EXERCISE DETAILS: Your answer should be the full set of records, printed exactly as they stand.

RECORDS SHOWN:
• • •
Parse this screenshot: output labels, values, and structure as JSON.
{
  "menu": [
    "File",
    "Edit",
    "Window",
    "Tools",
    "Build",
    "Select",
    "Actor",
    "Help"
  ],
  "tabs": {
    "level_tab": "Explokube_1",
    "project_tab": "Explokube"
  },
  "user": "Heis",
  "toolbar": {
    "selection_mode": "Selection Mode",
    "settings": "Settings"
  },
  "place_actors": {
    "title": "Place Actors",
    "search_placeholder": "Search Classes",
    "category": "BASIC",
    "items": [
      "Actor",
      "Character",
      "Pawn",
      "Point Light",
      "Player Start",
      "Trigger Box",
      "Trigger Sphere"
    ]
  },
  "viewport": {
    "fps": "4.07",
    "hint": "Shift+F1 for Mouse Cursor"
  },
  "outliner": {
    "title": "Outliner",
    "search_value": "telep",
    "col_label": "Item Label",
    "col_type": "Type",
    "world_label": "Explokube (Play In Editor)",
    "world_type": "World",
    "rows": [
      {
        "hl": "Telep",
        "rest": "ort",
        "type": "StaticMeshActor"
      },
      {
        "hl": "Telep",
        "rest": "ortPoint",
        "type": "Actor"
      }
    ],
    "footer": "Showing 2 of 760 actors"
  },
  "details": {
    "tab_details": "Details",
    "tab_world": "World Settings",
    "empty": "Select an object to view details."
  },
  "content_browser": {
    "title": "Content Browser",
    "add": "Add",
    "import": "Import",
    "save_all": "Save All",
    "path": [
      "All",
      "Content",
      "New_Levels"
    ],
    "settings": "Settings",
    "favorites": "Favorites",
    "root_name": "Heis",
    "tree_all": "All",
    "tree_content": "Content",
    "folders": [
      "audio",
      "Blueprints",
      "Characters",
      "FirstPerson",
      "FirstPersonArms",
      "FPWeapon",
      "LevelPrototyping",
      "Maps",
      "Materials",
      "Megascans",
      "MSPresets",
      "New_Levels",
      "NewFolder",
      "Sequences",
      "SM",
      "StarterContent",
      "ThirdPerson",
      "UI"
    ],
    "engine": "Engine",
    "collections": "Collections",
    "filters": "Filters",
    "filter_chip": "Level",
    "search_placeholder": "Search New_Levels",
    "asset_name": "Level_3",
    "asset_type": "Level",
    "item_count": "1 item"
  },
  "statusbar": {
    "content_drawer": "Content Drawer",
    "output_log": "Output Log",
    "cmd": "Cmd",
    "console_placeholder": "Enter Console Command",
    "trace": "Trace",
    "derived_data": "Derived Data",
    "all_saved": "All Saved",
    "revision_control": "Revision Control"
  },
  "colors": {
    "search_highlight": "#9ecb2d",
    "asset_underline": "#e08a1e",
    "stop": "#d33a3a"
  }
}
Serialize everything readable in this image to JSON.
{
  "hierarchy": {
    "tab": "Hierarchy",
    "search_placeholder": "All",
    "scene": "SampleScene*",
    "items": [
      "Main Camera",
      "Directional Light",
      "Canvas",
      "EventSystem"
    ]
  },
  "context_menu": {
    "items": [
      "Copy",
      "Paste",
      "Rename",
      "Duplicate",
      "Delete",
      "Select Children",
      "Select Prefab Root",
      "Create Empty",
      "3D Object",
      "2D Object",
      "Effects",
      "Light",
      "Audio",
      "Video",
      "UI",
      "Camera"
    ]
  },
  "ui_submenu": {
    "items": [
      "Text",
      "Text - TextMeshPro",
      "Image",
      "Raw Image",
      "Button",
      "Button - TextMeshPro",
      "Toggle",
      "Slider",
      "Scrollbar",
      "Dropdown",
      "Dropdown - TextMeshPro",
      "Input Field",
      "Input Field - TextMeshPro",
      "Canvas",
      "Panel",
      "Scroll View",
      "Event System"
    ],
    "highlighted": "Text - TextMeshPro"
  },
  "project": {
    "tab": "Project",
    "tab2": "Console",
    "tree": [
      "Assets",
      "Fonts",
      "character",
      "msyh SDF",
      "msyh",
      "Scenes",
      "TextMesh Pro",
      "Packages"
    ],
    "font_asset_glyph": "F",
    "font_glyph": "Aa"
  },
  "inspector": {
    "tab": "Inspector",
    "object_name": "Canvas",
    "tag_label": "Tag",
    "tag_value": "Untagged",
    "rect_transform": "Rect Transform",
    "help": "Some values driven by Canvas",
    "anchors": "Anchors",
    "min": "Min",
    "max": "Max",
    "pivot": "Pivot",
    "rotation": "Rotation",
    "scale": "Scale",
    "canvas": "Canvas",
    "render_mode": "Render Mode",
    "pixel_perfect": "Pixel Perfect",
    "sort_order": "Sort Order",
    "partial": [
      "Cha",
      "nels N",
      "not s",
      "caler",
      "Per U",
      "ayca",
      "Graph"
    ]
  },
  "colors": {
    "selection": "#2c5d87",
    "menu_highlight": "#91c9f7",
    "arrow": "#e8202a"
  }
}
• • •
YOUR RESPONSE:
Parse this screenshot: output labels, values, and structure as JSON.
{
  "menu": [
    "File",
    "Edit",
    "Window",
    "Tools",
    "Build",
    "Select",
    "Actor",
    "Help"
  ],
  "tabs": {
    "level_tab": "Explokube_1",
    "project_tab": "Explokube"
  },
  "user": "Heis",
  "toolbar": {
    "selection_mode": "Selection Mode",
    "settings": "Settings"
  },
  "place_actors": {
    "title": "Place Actors",
    "search_placeholder": "Search Classes",
    "category": "BASIC",
    "items": [
      "Actor",
      "Character",
      "Pawn",
      "Point Light",
      "Player Start",
      "Trigger Box",
      "Trigger Sphere"
    ]
  },
  "viewport": {
    "fps": "4.07",
    "hint": "Shift+F1 for Mouse Cursor"
  },
  "outliner": {
    "title": "Outliner",
    "search_value": "telep",
    "col_label": "Item Label",
    "col_type": "Type",
    "world_label": "Explokube (Play In Editor)",
    "world_type": "World",
    "rows": [
      {
        "hl": "Telep",
        "rest": "ort",
        "type": "StaticMeshActor"
      },
      {
        "hl": "Telep",
        "rest": "ortPoint",
        "type": "Actor"
      }
    ],
    "footer": "Showing 2 of 760 actors"
  },
  "details": {
    "tab_details": "Details",
    "tab_world": "World Settings",
    "empty": "Select an object to view details."
  },
  "content_browser": {
    "title": "Content Browser",
    "add": "Add",
    "import": "Import",
    "save_all": "Save All",
    "path": [
      "All",
      "Content",
      "New_Levels"
    ],
    "settings": "Settings",
    "favorites": "Favorites",
    "root_name": "Heis",
    "tree_all": "All",
    "tree_content": "Content",
    "folders": [
      "audio",
      "Blueprints",
      "Characters",
      "FirstPerson",
      "FirstPersonArms",
      "FPWeapon",
      "LevelPrototyping",
      "Maps",
      "Materials",
      "Megascans",
      "MSPresets",
      "New_Levels",
      "NewFolder",
      "Sequences",
      "SM",
      "StarterContent",
      "ThirdPerson",
      "UI"
    ],
    "engine": "Engine",
    "collections": "Collections",
    "filters": "Filters",
    "filter_chip": "Level",
    "search_placeholder": "Search New_Levels",
    "asset_name": "Level_3",
    "asset_type": "Level",
    "item_count": "1 item"
  },
  "statusbar": {
    "content_drawer": "Content Drawer",
    "output_log": "Output Log",
    "cmd": "Cmd",
    "console_placeholder": "Enter Console Command",
    "trace": "Trace",
    "derived_data": "Derived Data",
    "all_saved": "All Saved",
    "revision_control": "Revision Control"
  },
  "colors": {
    "search_highlight": "#9ecb2d",
    "asset_underline": "#e08a1e",
    "stop": "#d33a3a"
  }
}
Serialize everything readable in this image to JSON.
{
  "hierarchy": {
    "tab": "Hierarchy",
    "search_placeholder": "All",
    "scene": "SampleScene*",
    "items": [
      "Main Camera",
      "Directional Light",
      "Canvas",
      "EventSystem"
    ]
  },
  "context_menu": {
    "items": [
      "Copy",
      "Paste",
      "Rename",
      "Duplicate",
      "Delete",
      "Select Children",
      "Select Prefab Root",
      "Create Empty",
      "3D Object",
      "2D Object",
      "Effects",
      "Light",
      "Audio",
      "Video",
      "UI",
      "Camera"
    ]
  },
  "ui_submenu": {
    "items": [
      "Text",
      "Text - TextMeshPro",
      "Image",
      "Raw Image",
      "Button",
      "Button - TextMeshPro",
      "Toggle",
      "Slider",
      "Scrollbar",
      "Dropdown",
      "Dropdown - TextMeshPro",
      "Input Field",
      "Input Field - TextMeshPro",
      "Canvas",
      "Panel",
      "Scroll View",
      "Event System"
    ],
    "highlighted": "Text - TextMeshPro"
  },
  "project": {
    "tab": "Project",
    "tab2": "Console",
    "tree": [
      "Assets",
      "Fonts",
      "character",
      "msyh SDF",
      "msyh",
      "Scenes",
      "TextMesh Pro",
      "Packages"
    ],
    "font_asset_glyph": "F",
    "font_glyph": "Aa"
  },
  "inspector": {
    "tab": "Inspector",
    "object_name": "Canvas",
    "tag_label": "Tag",
    "tag_value": "Untagged",
    "rect_transform": "Rect Transform",
    "help": "Some values driven by Canvas",
    "anchors": "Anchors",
    "min": "Min",
    "max": "Max",
    "pivot": "Pivot",
    "rotation": "Rotation",
    "scale": "Scale",
    "canvas": "Canvas",
    "render_mode": "Render Mode",
    "pixel_perfect": "Pixel Perfect",
    "sort_order": "Sort Order",
    "partial": [
      "Cha",
      "nels N",
      "not s",
      "caler",
      "Per U",
      "ayca",
      "Graph"
    ]
  },
  "colors": {
    "selection": "#2c5d87",
    "menu_highlight": "#91c9f7",
    "arrow": "#e8202a"
  }
}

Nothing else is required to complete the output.